__Directions__: Line tally for "icon": state how many lines of the entries include it, with no other text.

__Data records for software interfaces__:
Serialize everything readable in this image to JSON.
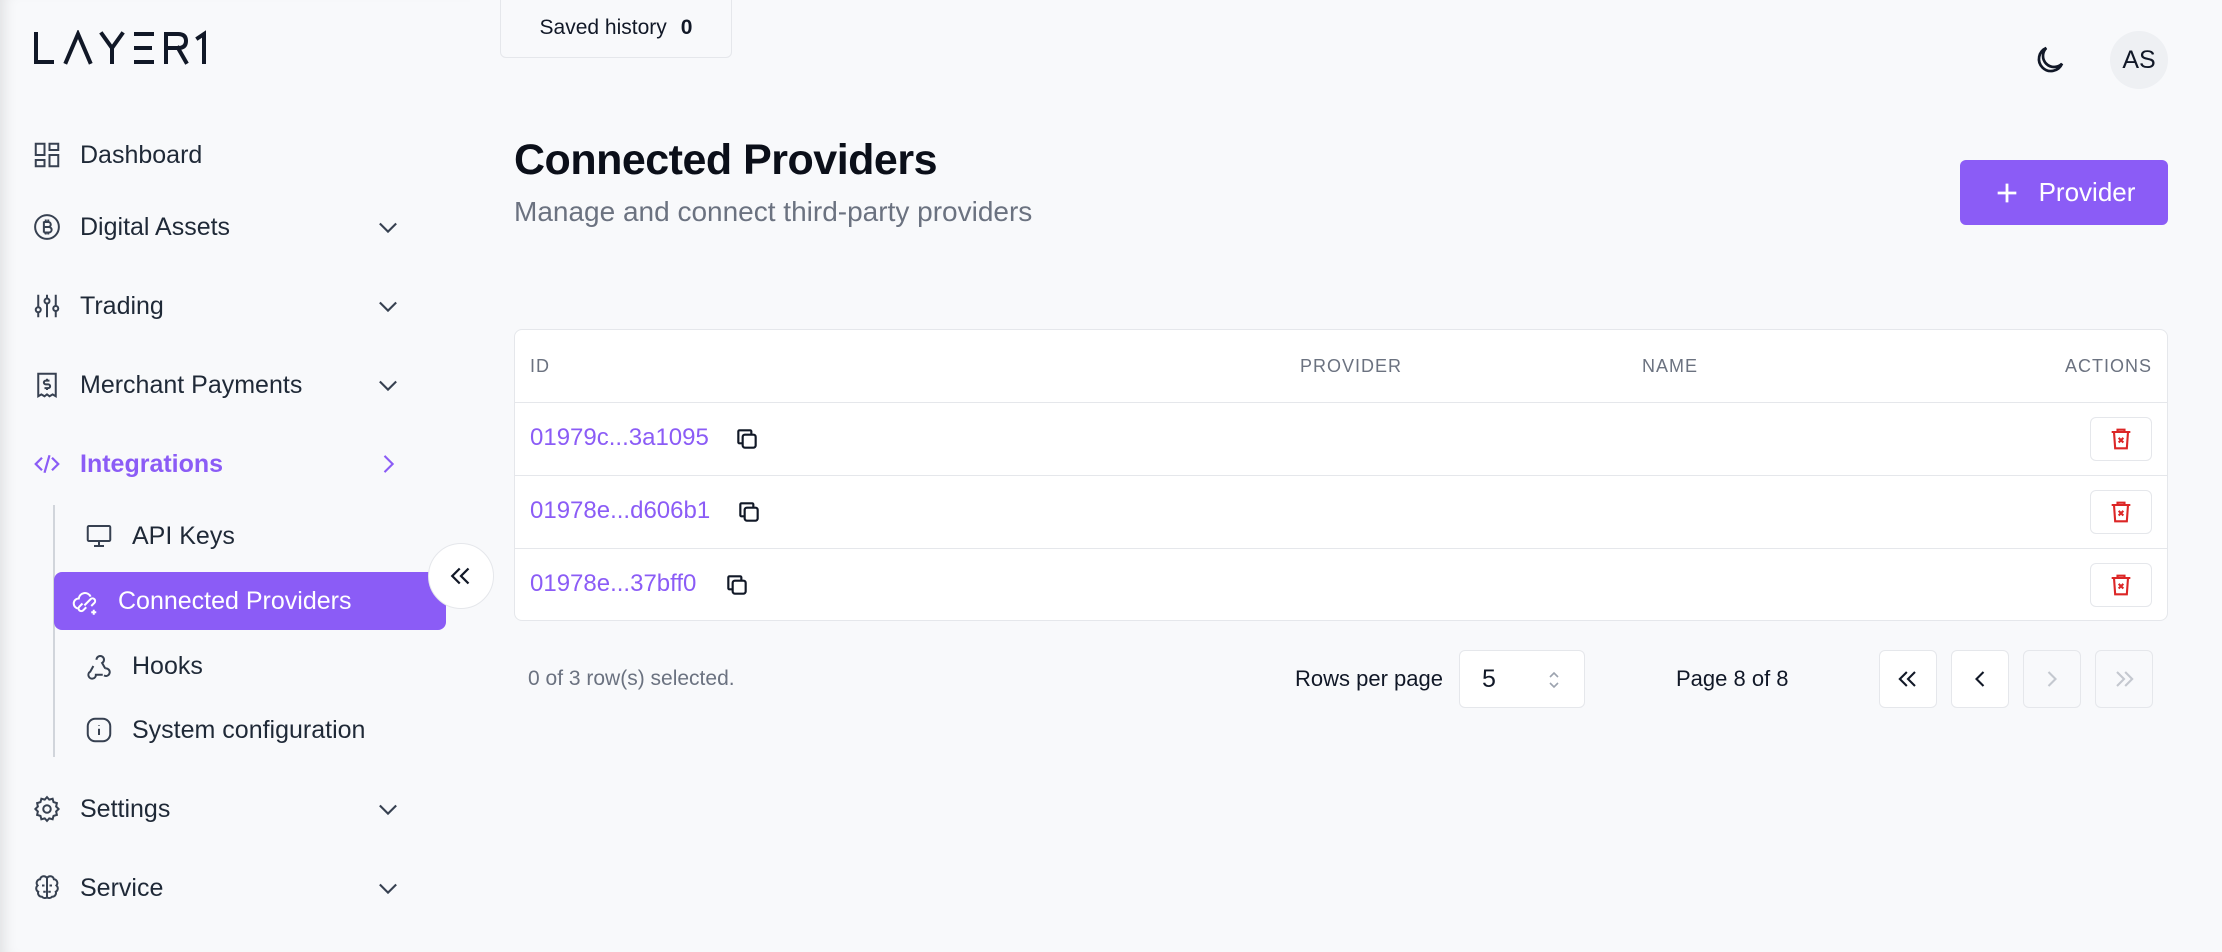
{
  "app": {
    "logo_text": "LAYER1",
    "saved_history": {
      "label": "Saved history",
      "count": "0"
    },
    "avatar_initials": "AS"
  },
  "sidebar": {
    "items": [
      {
        "label": "Dashboard",
        "icon": "dashboard-icon"
      },
      {
        "label": "Digital Assets",
        "icon": "bitcoin-icon"
      },
      {
        "label": "Trading",
        "icon": "sliders-icon"
      },
      {
        "label": "Merchant Payments",
        "icon": "receipt-icon"
      },
      {
        "label": "Integrations",
        "icon": "code-icon"
      },
      {
        "label": "Settings",
        "icon": "gear-icon"
      },
      {
        "label": "Service",
        "icon": "brain-icon"
      }
    ],
    "sub_items": [
      {
        "label": "API Keys",
        "icon": "monitor-icon"
      },
      {
        "label": "Connected Providers",
        "icon": "cloud-link-icon"
      },
      {
        "label": "Hooks",
        "icon": "webhook-icon"
      },
      {
        "label": "System configuration",
        "icon": "info-icon"
      }
    ],
    "accent_color": "#8b5cf6"
  },
  "main": {
    "title": "Connected Providers",
    "subtitle": "Manage and connect third-party providers",
    "add_button_label": "Provider",
    "table": {
      "columns": [
        "ID",
        "PROVIDER",
        "NAME",
        "ACTIONS"
      ],
      "rows": [
        {
          "id": "01979c...3a1095",
          "provider": "",
          "name": ""
        },
        {
          "id": "01978e...d606b1",
          "provider": "",
          "name": ""
        },
        {
          "id": "01978e...37bff0",
          "provider": "",
          "name": ""
        }
      ]
    },
    "footer": {
      "selected_text": "0 of 3 row(s) selected.",
      "rows_per_page_label": "Rows per page",
      "rows_per_page_value": "5",
      "page_info": "Page 8 of 8"
    }
  }
}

__Exercise result__: 11